The data:
----

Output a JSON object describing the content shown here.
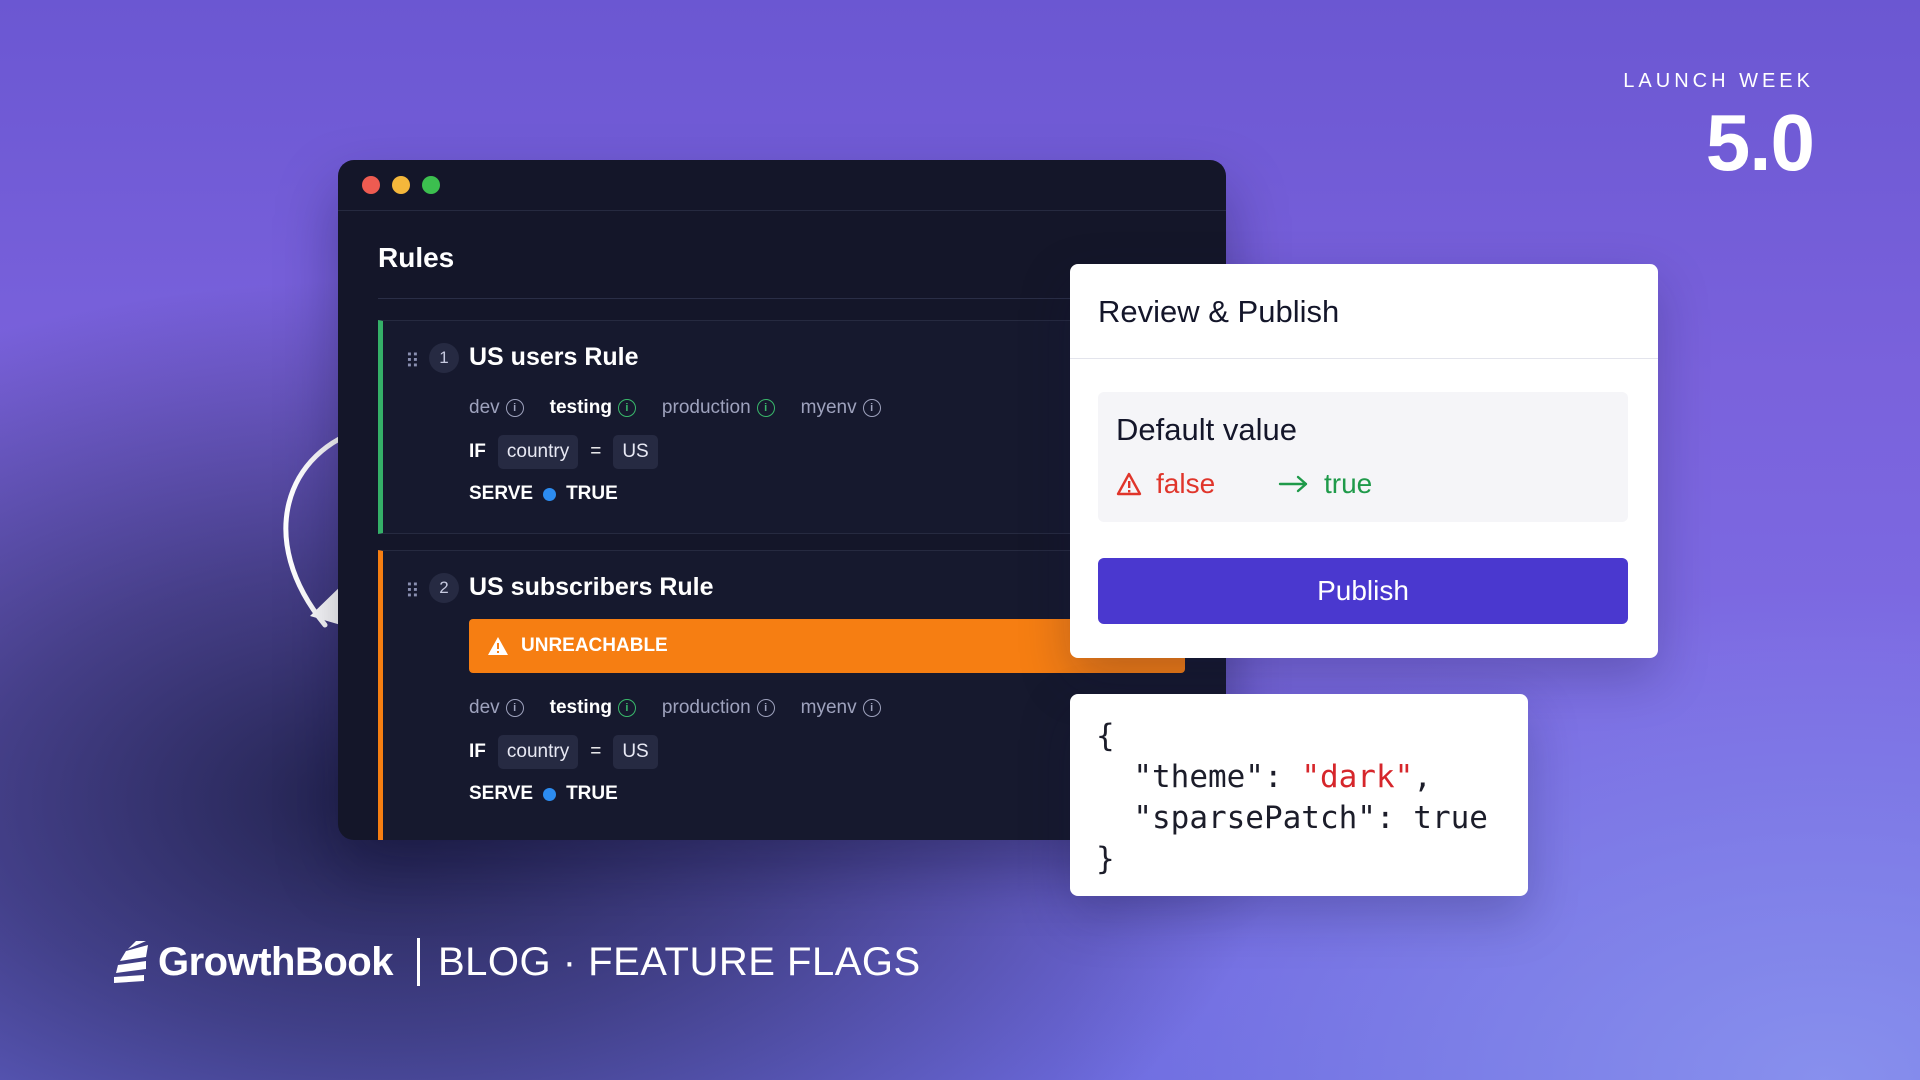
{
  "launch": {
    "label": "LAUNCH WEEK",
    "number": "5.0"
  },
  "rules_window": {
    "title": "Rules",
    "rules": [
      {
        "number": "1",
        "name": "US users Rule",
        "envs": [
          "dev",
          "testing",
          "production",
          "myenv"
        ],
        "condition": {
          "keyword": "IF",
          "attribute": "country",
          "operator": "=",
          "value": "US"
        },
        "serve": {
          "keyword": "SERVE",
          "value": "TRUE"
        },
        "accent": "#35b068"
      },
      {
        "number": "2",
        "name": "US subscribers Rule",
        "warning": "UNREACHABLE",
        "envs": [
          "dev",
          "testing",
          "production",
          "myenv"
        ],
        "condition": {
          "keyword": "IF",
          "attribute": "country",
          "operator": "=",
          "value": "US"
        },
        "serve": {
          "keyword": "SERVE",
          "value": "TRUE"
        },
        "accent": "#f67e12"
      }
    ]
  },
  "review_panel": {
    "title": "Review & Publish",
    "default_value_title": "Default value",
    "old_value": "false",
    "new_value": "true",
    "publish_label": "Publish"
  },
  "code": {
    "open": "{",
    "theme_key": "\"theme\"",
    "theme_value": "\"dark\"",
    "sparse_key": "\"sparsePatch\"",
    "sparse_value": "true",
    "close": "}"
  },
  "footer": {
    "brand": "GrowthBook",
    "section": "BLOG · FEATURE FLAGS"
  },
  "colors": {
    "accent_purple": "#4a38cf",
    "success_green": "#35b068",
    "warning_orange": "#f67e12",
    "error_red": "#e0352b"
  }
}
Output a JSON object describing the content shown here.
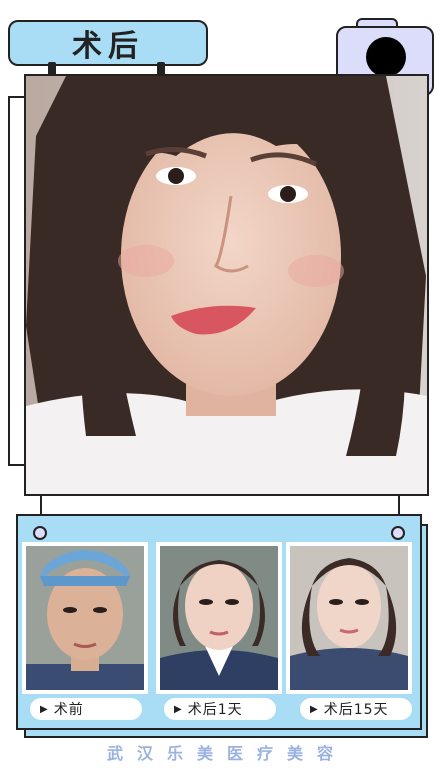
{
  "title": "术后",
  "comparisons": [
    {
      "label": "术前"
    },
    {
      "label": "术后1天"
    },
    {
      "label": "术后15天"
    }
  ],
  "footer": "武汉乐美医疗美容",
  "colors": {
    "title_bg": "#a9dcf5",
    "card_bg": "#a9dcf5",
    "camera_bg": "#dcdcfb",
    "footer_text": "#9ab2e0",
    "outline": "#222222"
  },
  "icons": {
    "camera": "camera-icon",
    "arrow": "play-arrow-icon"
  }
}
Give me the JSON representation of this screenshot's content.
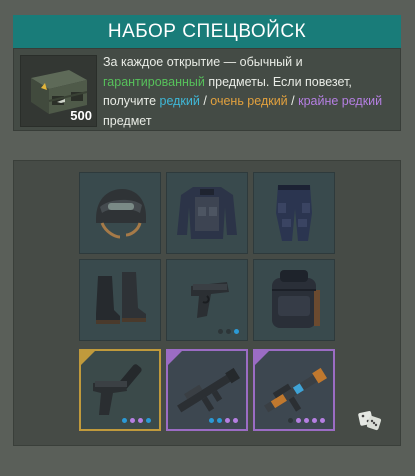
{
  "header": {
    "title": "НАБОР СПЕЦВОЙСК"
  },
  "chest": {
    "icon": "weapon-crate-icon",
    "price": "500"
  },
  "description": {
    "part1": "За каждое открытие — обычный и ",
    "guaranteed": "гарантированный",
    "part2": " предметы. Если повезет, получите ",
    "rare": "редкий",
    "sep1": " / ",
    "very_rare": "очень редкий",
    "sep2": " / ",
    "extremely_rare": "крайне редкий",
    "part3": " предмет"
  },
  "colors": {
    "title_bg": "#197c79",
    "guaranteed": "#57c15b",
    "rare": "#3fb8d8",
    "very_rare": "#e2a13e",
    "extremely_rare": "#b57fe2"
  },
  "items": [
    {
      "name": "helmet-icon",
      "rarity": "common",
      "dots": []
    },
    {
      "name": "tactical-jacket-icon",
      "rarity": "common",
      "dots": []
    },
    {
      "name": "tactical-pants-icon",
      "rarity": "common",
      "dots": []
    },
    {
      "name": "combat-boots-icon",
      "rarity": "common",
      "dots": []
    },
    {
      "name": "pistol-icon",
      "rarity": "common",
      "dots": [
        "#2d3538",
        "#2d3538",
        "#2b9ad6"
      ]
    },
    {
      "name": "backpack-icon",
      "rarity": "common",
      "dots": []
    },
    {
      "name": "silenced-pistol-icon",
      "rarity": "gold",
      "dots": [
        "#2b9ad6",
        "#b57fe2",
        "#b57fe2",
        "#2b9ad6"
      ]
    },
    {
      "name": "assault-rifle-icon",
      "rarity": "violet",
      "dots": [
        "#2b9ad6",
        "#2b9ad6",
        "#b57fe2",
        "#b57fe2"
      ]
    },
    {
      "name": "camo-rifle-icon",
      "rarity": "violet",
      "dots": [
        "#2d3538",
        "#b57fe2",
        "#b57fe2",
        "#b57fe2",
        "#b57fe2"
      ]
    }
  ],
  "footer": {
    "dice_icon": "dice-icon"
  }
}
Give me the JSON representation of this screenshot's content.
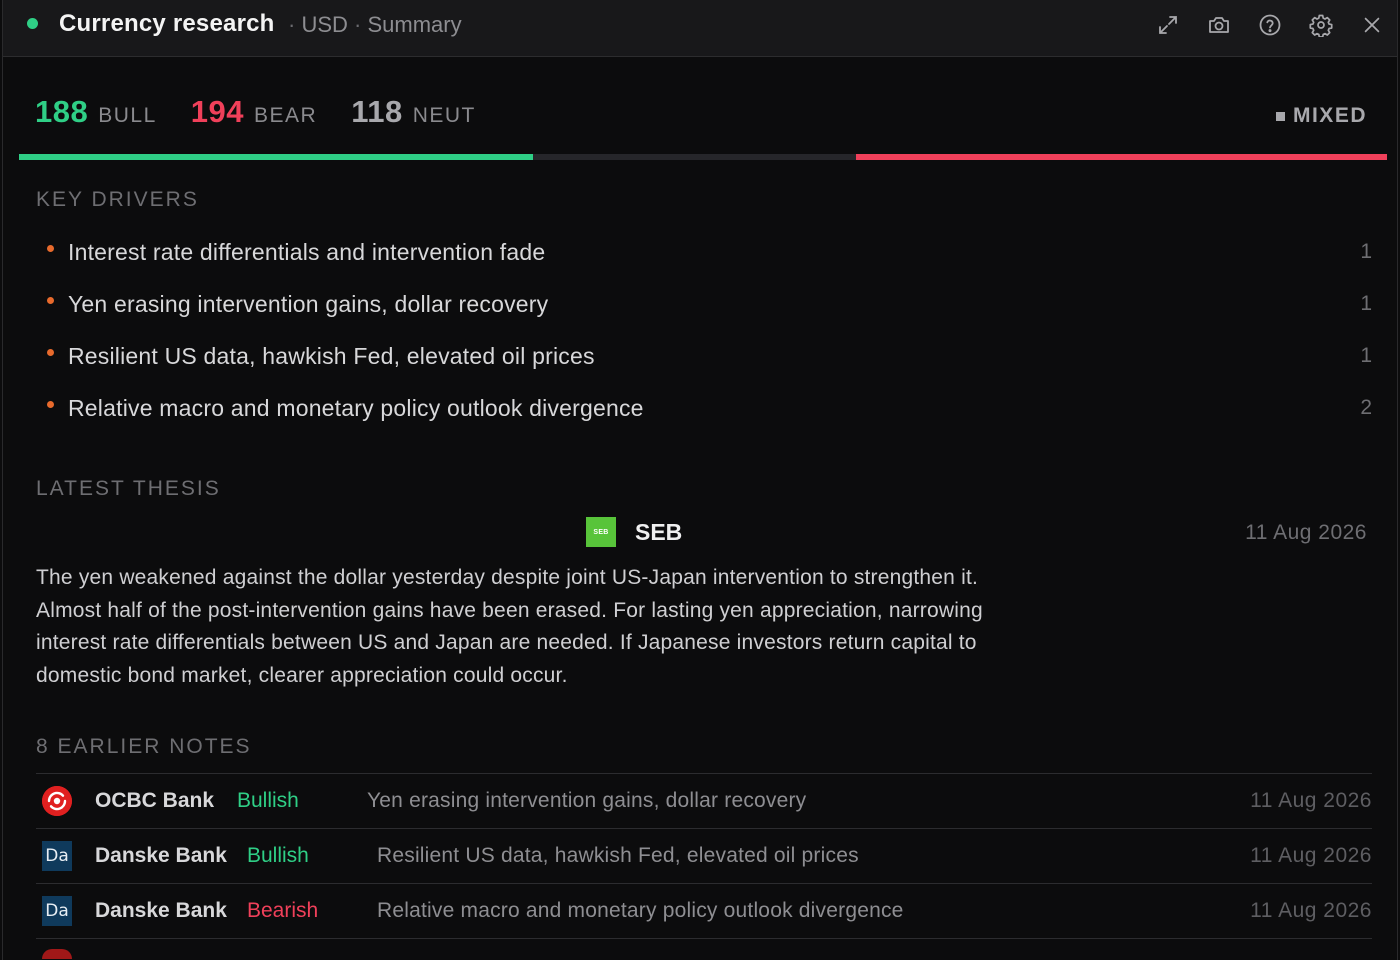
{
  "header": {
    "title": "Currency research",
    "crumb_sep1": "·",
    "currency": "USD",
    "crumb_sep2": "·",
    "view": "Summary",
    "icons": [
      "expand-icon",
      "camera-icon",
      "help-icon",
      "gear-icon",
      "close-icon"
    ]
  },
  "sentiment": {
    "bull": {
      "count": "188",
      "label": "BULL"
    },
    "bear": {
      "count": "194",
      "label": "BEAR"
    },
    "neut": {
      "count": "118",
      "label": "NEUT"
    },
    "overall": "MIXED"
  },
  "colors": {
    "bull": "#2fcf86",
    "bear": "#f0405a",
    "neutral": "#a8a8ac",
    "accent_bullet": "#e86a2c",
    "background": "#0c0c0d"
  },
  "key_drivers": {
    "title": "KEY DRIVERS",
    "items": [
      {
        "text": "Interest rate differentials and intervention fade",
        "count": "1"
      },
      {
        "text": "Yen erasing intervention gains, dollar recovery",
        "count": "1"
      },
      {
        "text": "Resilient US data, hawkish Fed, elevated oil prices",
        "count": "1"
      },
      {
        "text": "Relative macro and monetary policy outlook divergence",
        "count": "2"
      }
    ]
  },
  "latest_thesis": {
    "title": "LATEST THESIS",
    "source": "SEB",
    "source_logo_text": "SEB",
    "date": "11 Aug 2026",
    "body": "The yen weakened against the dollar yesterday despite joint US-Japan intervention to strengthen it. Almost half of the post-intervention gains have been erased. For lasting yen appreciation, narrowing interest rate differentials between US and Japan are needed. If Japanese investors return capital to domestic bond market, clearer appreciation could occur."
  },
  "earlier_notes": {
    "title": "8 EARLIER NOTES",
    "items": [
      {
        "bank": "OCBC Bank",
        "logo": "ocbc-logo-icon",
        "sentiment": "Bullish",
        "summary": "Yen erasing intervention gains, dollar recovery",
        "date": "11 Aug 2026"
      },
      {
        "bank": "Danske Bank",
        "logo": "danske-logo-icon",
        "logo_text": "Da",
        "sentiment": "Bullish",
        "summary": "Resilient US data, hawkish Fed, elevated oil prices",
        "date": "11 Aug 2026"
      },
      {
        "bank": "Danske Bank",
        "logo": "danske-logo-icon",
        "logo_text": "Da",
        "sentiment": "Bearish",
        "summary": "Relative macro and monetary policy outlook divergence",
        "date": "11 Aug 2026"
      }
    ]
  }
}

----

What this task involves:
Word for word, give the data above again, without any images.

Exercise output:
Output a JSON object describing the content shown here.
{
  "launch": {
    "label": "LAUNCH WEEK",
    "number": "5.0"
  },
  "rules_window": {
    "title": "Rules",
    "rules": [
      {
        "number": "1",
        "name": "US users Rule",
        "envs": [
          "dev",
          "testing",
          "production",
          "myenv"
        ],
        "condition": {
          "keyword": "IF",
          "attribute": "country",
          "operator": "=",
          "value": "US"
        },
        "serve": {
          "keyword": "SERVE",
          "value": "TRUE"
        },
        "accent": "#35b068"
      },
      {
        "number": "2",
        "name": "US subscribers Rule",
        "warning": "UNREACHABLE",
        "envs": [
          "dev",
          "testing",
          "production",
          "myenv"
        ],
        "condition": {
          "keyword": "IF",
          "attribute": "country",
          "operator": "=",
          "value": "US"
        },
        "serve": {
          "keyword": "SERVE",
          "value": "TRUE"
        },
        "accent": "#f67e12"
      }
    ]
  },
  "review_panel": {
    "title": "Review & Publish",
    "default_value_title": "Default value",
    "old_value": "false",
    "new_value": "true",
    "publish_label": "Publish"
  },
  "code": {
    "open": "{",
    "theme_key": "\"theme\"",
    "theme_value": "\"dark\"",
    "sparse_key": "\"sparsePatch\"",
    "sparse_value": "true",
    "close": "}"
  },
  "footer": {
    "brand": "GrowthBook",
    "section": "BLOG · FEATURE FLAGS"
  },
  "colors": {
    "accent_purple": "#4a38cf",
    "success_green": "#35b068",
    "warning_orange": "#f67e12",
    "error_red": "#e0352b"
  }
}
Output a JSON object describing the content shown here.
{
  "title": "术后",
  "comparisons": [
    {
      "label": "术前"
    },
    {
      "label": "术后1天"
    },
    {
      "label": "术后15天"
    }
  ],
  "footer": "武汉乐美医疗美容",
  "colors": {
    "title_bg": "#a9dcf5",
    "card_bg": "#a9dcf5",
    "camera_bg": "#dcdcfb",
    "footer_text": "#9ab2e0",
    "outline": "#222222"
  },
  "icons": {
    "camera": "camera-icon",
    "arrow": "play-arrow-icon"
  }
}
Give me the JSON representation of this screenshot's content.
{
  "header": {
    "title": "НАБОР СПЕЦВОЙСК"
  },
  "chest": {
    "icon": "weapon-crate-icon",
    "price": "500"
  },
  "description": {
    "part1": "За каждое открытие — обычный и ",
    "guaranteed": "гарантированный",
    "part2": " предметы. Если повезет, получите ",
    "rare": "редкий",
    "sep1": " / ",
    "very_rare": "очень редкий",
    "sep2": " / ",
    "extremely_rare": "крайне редкий",
    "part3": " предмет"
  },
  "colors": {
    "title_bg": "#197c79",
    "guaranteed": "#57c15b",
    "rare": "#3fb8d8",
    "very_rare": "#e2a13e",
    "extremely_rare": "#b57fe2"
  },
  "items": [
    {
      "name": "helmet-icon",
      "rarity": "common",
      "dots": []
    },
    {
      "name": "tactical-jacket-icon",
      "rarity": "common",
      "dots": []
    },
    {
      "name": "tactical-pants-icon",
      "rarity": "common",
      "dots": []
    },
    {
      "name": "combat-boots-icon",
      "rarity": "common",
      "dots": []
    },
    {
      "name": "pistol-icon",
      "rarity": "common",
      "dots": [
        "#2d3538",
        "#2d3538",
        "#2b9ad6"
      ]
    },
    {
      "name": "backpack-icon",
      "rarity": "common",
      "dots": []
    },
    {
      "name": "silenced-pistol-icon",
      "rarity": "gold",
      "dots": [
        "#2b9ad6",
        "#b57fe2",
        "#b57fe2",
        "#2b9ad6"
      ]
    },
    {
      "name": "assault-rifle-icon",
      "rarity": "violet",
      "dots": [
        "#2b9ad6",
        "#2b9ad6",
        "#b57fe2",
        "#b57fe2"
      ]
    },
    {
      "name": "camo-rifle-icon",
      "rarity": "violet",
      "dots": [
        "#2d3538",
        "#b57fe2",
        "#b57fe2",
        "#b57fe2",
        "#b57fe2"
      ]
    }
  ],
  "footer": {
    "dice_icon": "dice-icon"
  }
}
Give me the JSON representation of this screenshot's content.
{
  "header": {
    "title": "Currency research",
    "crumb_sep1": "·",
    "currency": "USD",
    "crumb_sep2": "·",
    "view": "Summary",
    "icons": [
      "expand-icon",
      "camera-icon",
      "help-icon",
      "gear-icon",
      "close-icon"
    ]
  },
  "sentiment": {
    "bull": {
      "count": "188",
      "label": "BULL"
    },
    "bear": {
      "count": "194",
      "label": "BEAR"
    },
    "neut": {
      "count": "118",
      "label": "NEUT"
    },
    "overall": "MIXED"
  },
  "colors": {
    "bull": "#2fcf86",
    "bear": "#f0405a",
    "neutral": "#a8a8ac",
    "accent_bullet": "#e86a2c",
    "background": "#0c0c0d"
  },
  "key_drivers": {
    "title": "KEY DRIVERS",
    "items": [
      {
        "text": "Interest rate differentials and intervention fade",
        "count": "1"
      },
      {
        "text": "Yen erasing intervention gains, dollar recovery",
        "count": "1"
      },
      {
        "text": "Resilient US data, hawkish Fed, elevated oil prices",
        "count": "1"
      },
      {
        "text": "Relative macro and monetary policy outlook divergence",
        "count": "2"
      }
    ]
  },
  "latest_thesis": {
    "title": "LATEST THESIS",
    "source": "SEB",
    "source_logo_text": "SEB",
    "date": "11 Aug 2026",
    "body": "The yen weakened against the dollar yesterday despite joint US-Japan intervention to strengthen it. Almost half of the post-intervention gains have been erased. For lasting yen appreciation, narrowing interest rate differentials between US and Japan are needed. If Japanese investors return capital to domestic bond market, clearer appreciation could occur."
  },
  "earlier_notes": {
    "title": "8 EARLIER NOTES",
    "items": [
      {
        "bank": "OCBC Bank",
        "logo": "ocbc-logo-icon",
        "sentiment": "Bullish",
        "summary": "Yen erasing intervention gains, dollar recovery",
        "date": "11 Aug 2026"
      },
      {
        "bank": "Danske Bank",
        "logo": "danske-logo-icon",
        "logo_text": "Da",
        "sentiment": "Bullish",
        "summary": "Resilient US data, hawkish Fed, elevated oil prices",
        "date": "11 Aug 2026"
      },
      {
        "bank": "Danske Bank",
        "logo": "danske-logo-icon",
        "logo_text": "Da",
        "sentiment": "Bearish",
        "summary": "Relative macro and monetary policy outlook divergence",
        "date": "11 Aug 2026"
      }
    ]
  }
}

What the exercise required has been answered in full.